The picture Kay and Shipman paint is dire. Women across the spectrum, it seems, hesitate to put themselves up for promotion, ask for pay rises or voice their ideas. Even the most successful apparently suffer from “imposter syndrome”, chalking their achievements up to being in the right place at the right time. Indeed, in a recent survey of British managers, half the women – but less than a third of the men – admitted to feeling insecure about their job performance. A study of Hewlett-Packard employees found that women applied for promotion only when they met 100 per cent of the job requirements, whereas men were comfortable putting themselves up for promotion if they met just 60 per cent of the criteria.
“Underqualified and underprepared men don’t think twice about leaning in,” say Shipman and Kay. “Overqualified and overprepared, too many women still hold back. Women feel confident only when they are perfect.”

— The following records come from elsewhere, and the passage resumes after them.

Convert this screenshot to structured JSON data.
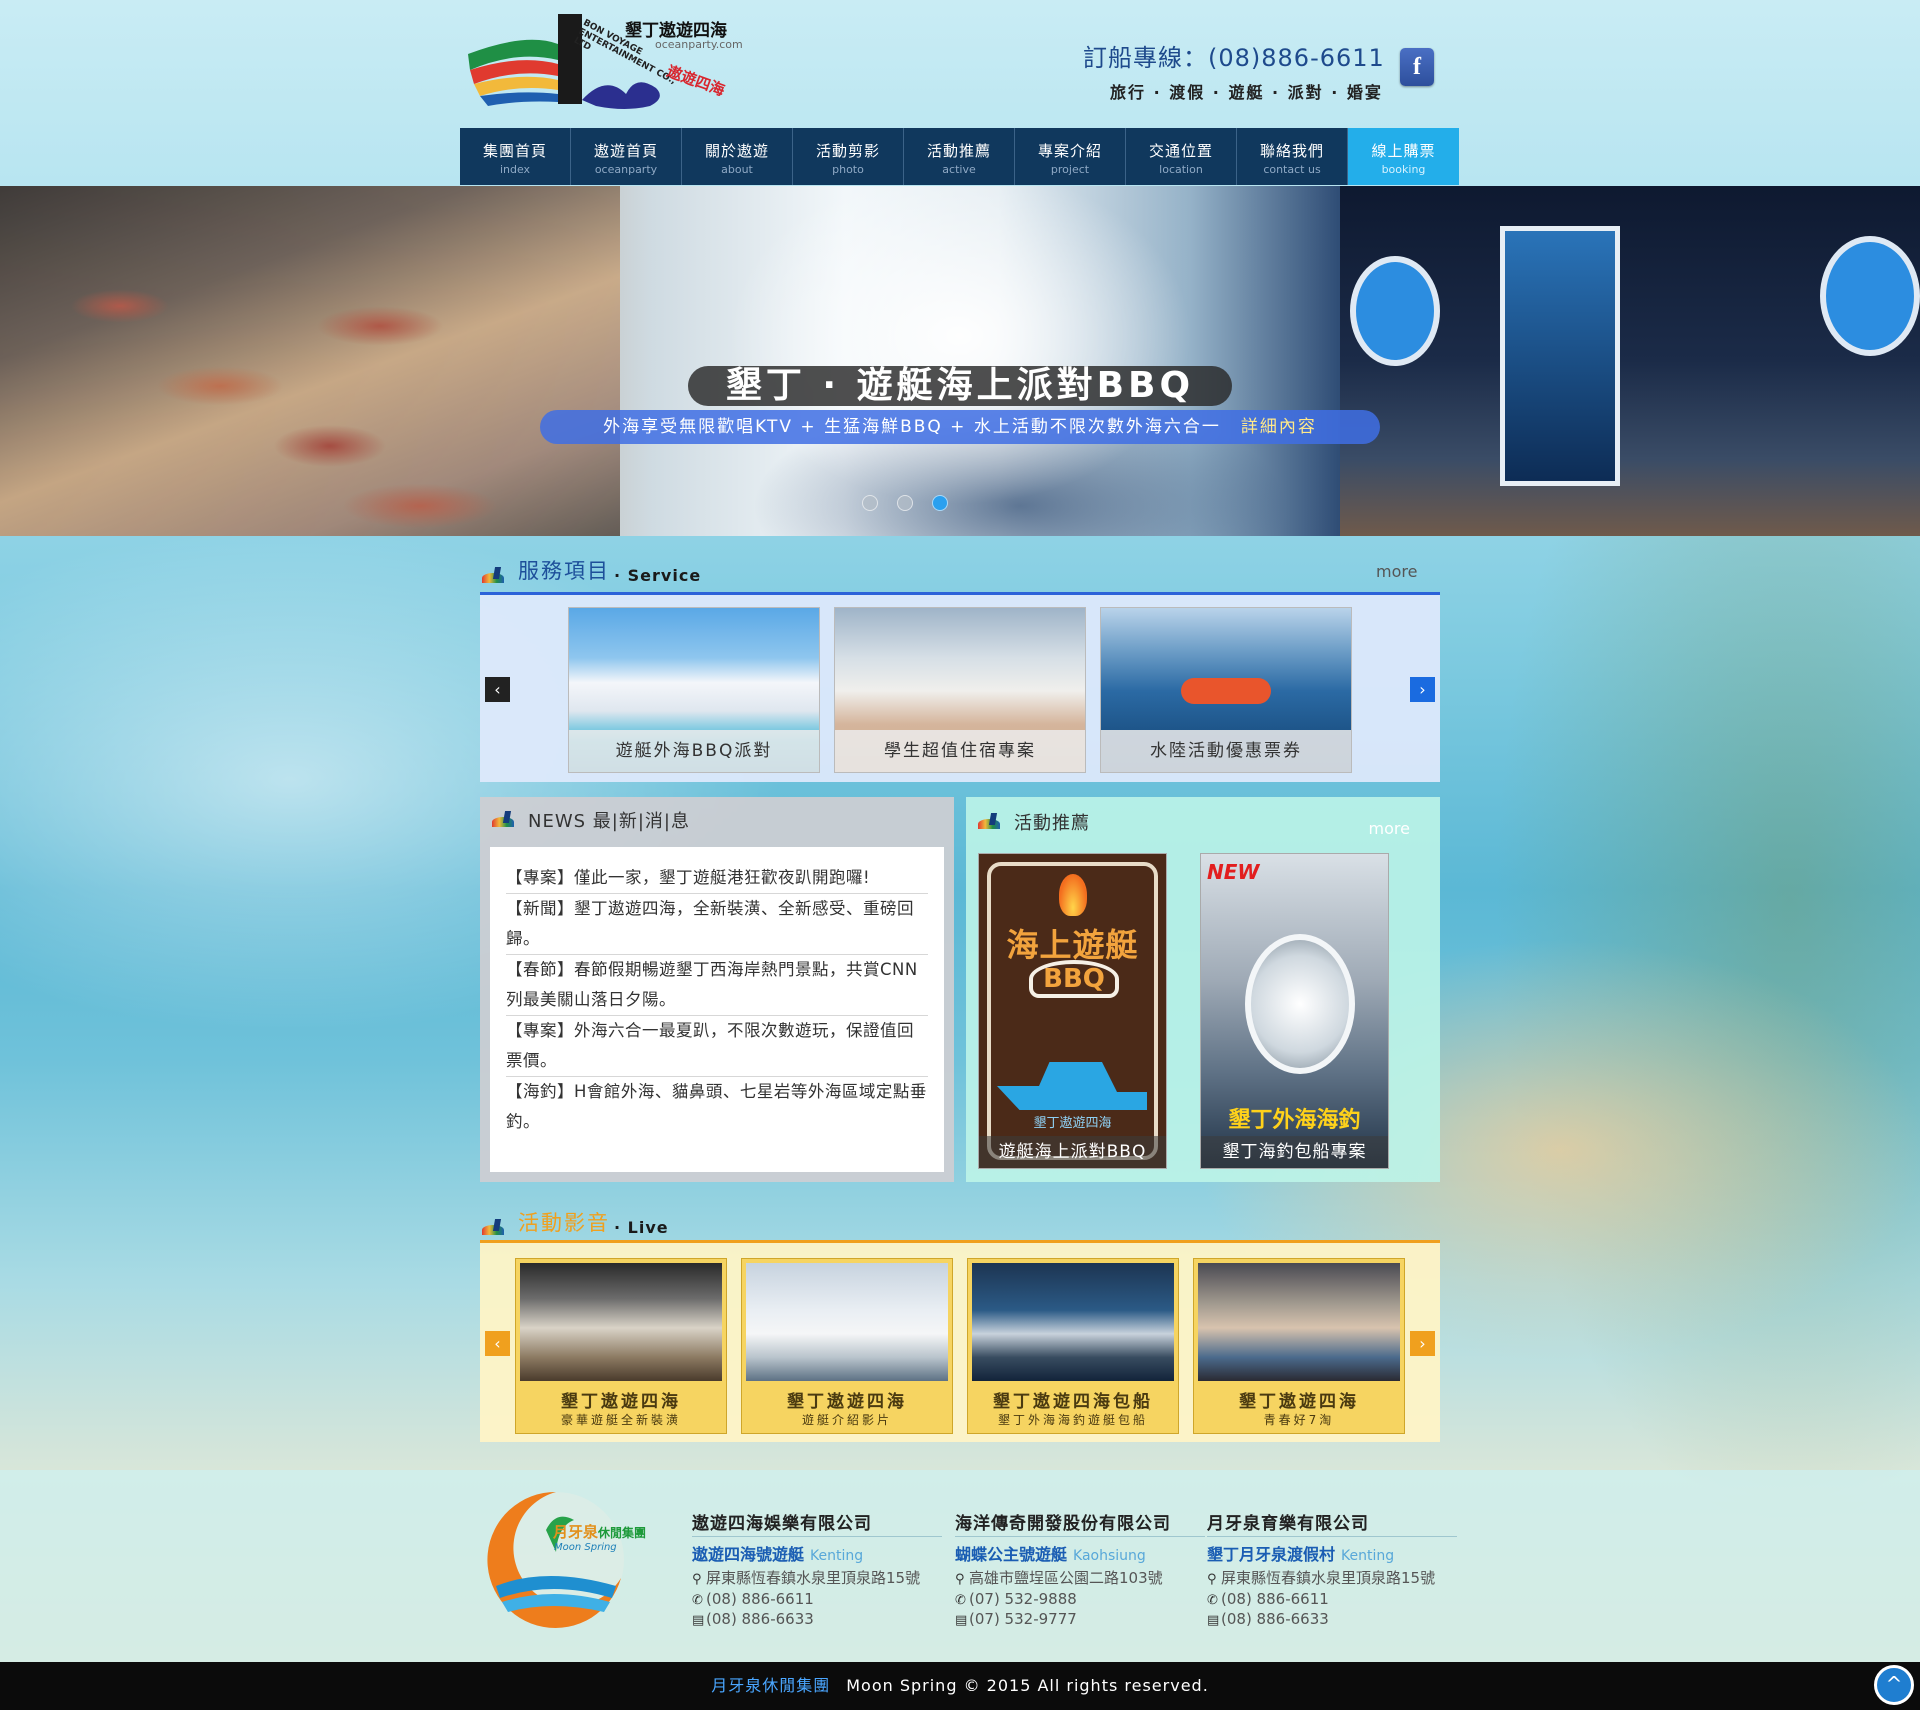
{
  "header": {
    "logo_text": "BON VOYAGE ENTERTAINMENT CO., LTD",
    "logo_cn": "遨遊四海",
    "brand_cn": "墾丁遨遊四海",
    "brand_en": "oceanparty.com",
    "hotline": "訂船專線：(08)886-6611",
    "tagline": "旅行 · 渡假 · 遊艇 · 派對 · 婚宴",
    "facebook": "f"
  },
  "nav": [
    {
      "cn": "集團首頁",
      "en": "index"
    },
    {
      "cn": "遨遊首頁",
      "en": "oceanparty"
    },
    {
      "cn": "關於遨遊",
      "en": "about"
    },
    {
      "cn": "活動剪影",
      "en": "photo"
    },
    {
      "cn": "活動推薦",
      "en": "active"
    },
    {
      "cn": "專案介紹",
      "en": "project"
    },
    {
      "cn": "交通位置",
      "en": "location"
    },
    {
      "cn": "聯絡我們",
      "en": "contact us"
    },
    {
      "cn": "線上購票",
      "en": "booking"
    }
  ],
  "banner": {
    "title": "墾丁 · 遊艇海上派對BBQ",
    "subtitle": "外海享受無限歡唱KTV + 生猛海鮮BBQ + 水上活動不限次數外海六合一",
    "more": "詳細內容",
    "active_slide": 3,
    "slide_count": 3
  },
  "service": {
    "title_cn": "服務項目",
    "title_en": "· Service",
    "more": "more",
    "items": [
      "遊艇外海BBQ派對",
      "學生超值住宿專案",
      "水陸活動優惠票券"
    ],
    "prev": "‹",
    "next": "›"
  },
  "news": {
    "title": "NEWS 最|新|消|息",
    "items": [
      "【專案】僅此一家，墾丁遊艇港狂歡夜趴開跑囉!",
      "【新聞】墾丁遨遊四海，全新裝潢、全新感受、重磅回歸。",
      "【春節】春節假期暢遊墾丁西海岸熱門景點，共賞CNN列最美關山落日夕陽。",
      "【專案】外海六合一最夏趴，不限次數遊玩，保證值回票價。",
      "【海釣】H會館外海、貓鼻頭、七星岩等外海區域定點垂釣。"
    ]
  },
  "activity": {
    "title": "活動推薦",
    "more": "more",
    "cards": [
      {
        "caption": "遊艇海上派對BBQ",
        "art_title": "海上遊艇",
        "art_badge": "BBQ",
        "art_boat": "墾丁遨遊四海"
      },
      {
        "caption": "墾丁海釣包船專案",
        "badge": "NEW",
        "art_title": "墾丁外海海釣"
      }
    ]
  },
  "live": {
    "title_cn": "活動影音",
    "title_en": "· Live",
    "items": [
      {
        "title": "墾丁遨遊四海",
        "sub": "豪華遊艇全新裝潢"
      },
      {
        "title": "墾丁遨遊四海",
        "sub": "遊艇介紹影片"
      },
      {
        "title": "墾丁遨遊四海包船",
        "sub": "墾丁外海海釣遊艇包船"
      },
      {
        "title": "墾丁遨遊四海",
        "sub": "青春好7淘"
      }
    ],
    "prev": "‹",
    "next": "›"
  },
  "footer": {
    "group_logo_cn": "月牙泉",
    "group_logo_cn2": "休閒集團",
    "group_logo_en": "Moon Spring",
    "companies": [
      {
        "name": "遨遊四海娛樂有限公司",
        "brand": "遨遊四海號遊艇",
        "region": "Kenting",
        "address": "屏東縣恆春鎮水泉里頂泉路15號",
        "phone": "(08) 886-6611",
        "fax": "(08) 886-6633"
      },
      {
        "name": "海洋傳奇開發股份有限公司",
        "brand": "蝴蝶公主號遊艇",
        "region": "Kaohsiung",
        "address": "高雄市鹽埕區公園二路103號",
        "phone": "(07) 532-9888",
        "fax": "(07) 532-9777"
      },
      {
        "name": "月牙泉育樂有限公司",
        "brand": "墾丁月牙泉渡假村",
        "region": "Kenting",
        "address": "屏東縣恆春鎮水泉里頂泉路15號",
        "phone": "(08) 886-6611",
        "fax": "(08) 886-6633"
      }
    ],
    "copyright_group": "月牙泉休閒集團",
    "copyright": "Moon Spring © 2015 All rights reserved.",
    "totop": "^"
  },
  "colors": {
    "nav_bg": "#10385d",
    "nav_active": "#23aeea",
    "service_accent": "#2b62d9",
    "live_accent": "#f0a01e"
  }
}
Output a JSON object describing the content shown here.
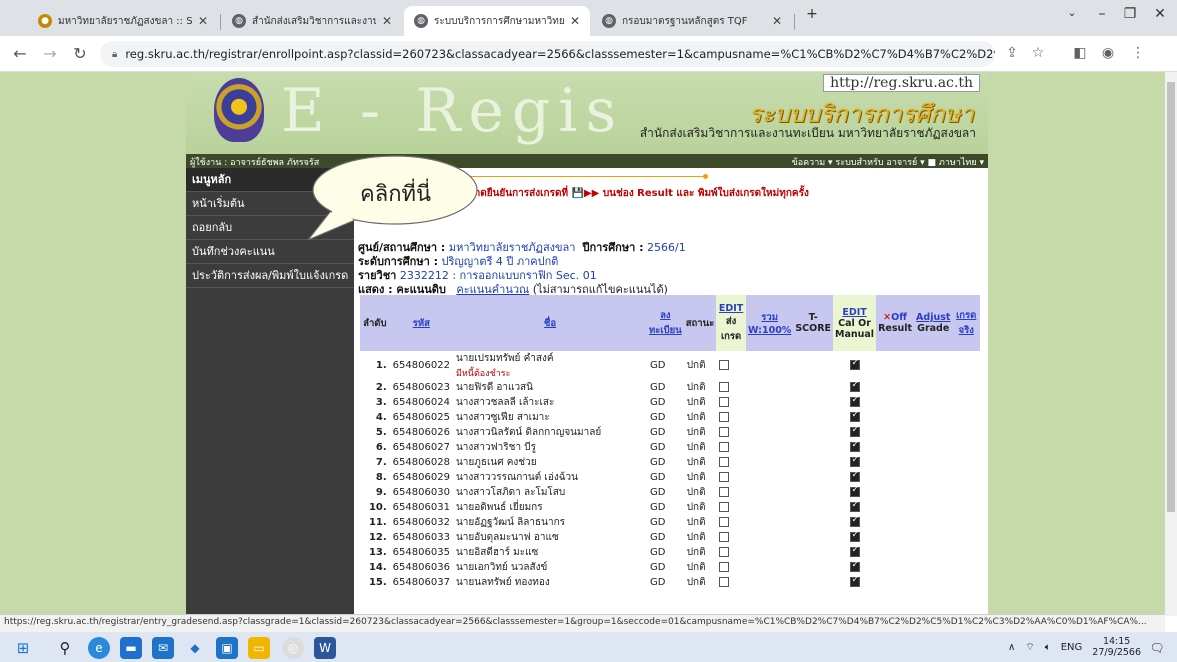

Although we can’t stop talking about women’s lack of confidence, that might not be doing us any favours. The confidence crusaders believe that if they make women aware of the problem they will adjust their behaviour. But in propagating the idea that confidence is a masculine trait, women like Sandberg, Shipman and Kay make self-assured women feel even more like outliers – and perpetuate the very stereotype they want to dismantle.
Arguing that a problem ought to be ignored rather than confronted may be unusual, but confidence is a hard-to-define concept. Shipman and Kay offer a few practical tips – sit up straight, hold your chin up, get more sleep – but ultimately the key to confidence is self-deception. Convincing yourself you’re better than you think is a complicated exercise in doublethink, and, for women, those mental gymnastics only get harder the more we’re exposed to the stereotype that we’re the less confident gender.
Study after study has found evidence for “stereotype threat”: people conform to the set ideas that are applied to them. The effect is especially strong when people are actively reminded of those ideas. In one study, men and women with a similar background in maths were set a series of problems. One group was told that men and women performed about the same on this test; another group was told that men tended to score higher. In the group that was “gender-primed” men outperformed women, but the differences disappeared when the subjects were told the scores didn’t vary by gender. In another experiment, psychologists made women play an online game of chess against an unseen opponent. When the women were told that their opponent was male, they played more defensively and were less likely to win. Their performance dropped even further if the researchers reminded them of the stereotype that women are bad at chess.
There are many situations in which awareness leads to meaningful change. But by bombarding us with evidence that women are less confident than men, proponents of the “confidence gap” are doing women a disservice.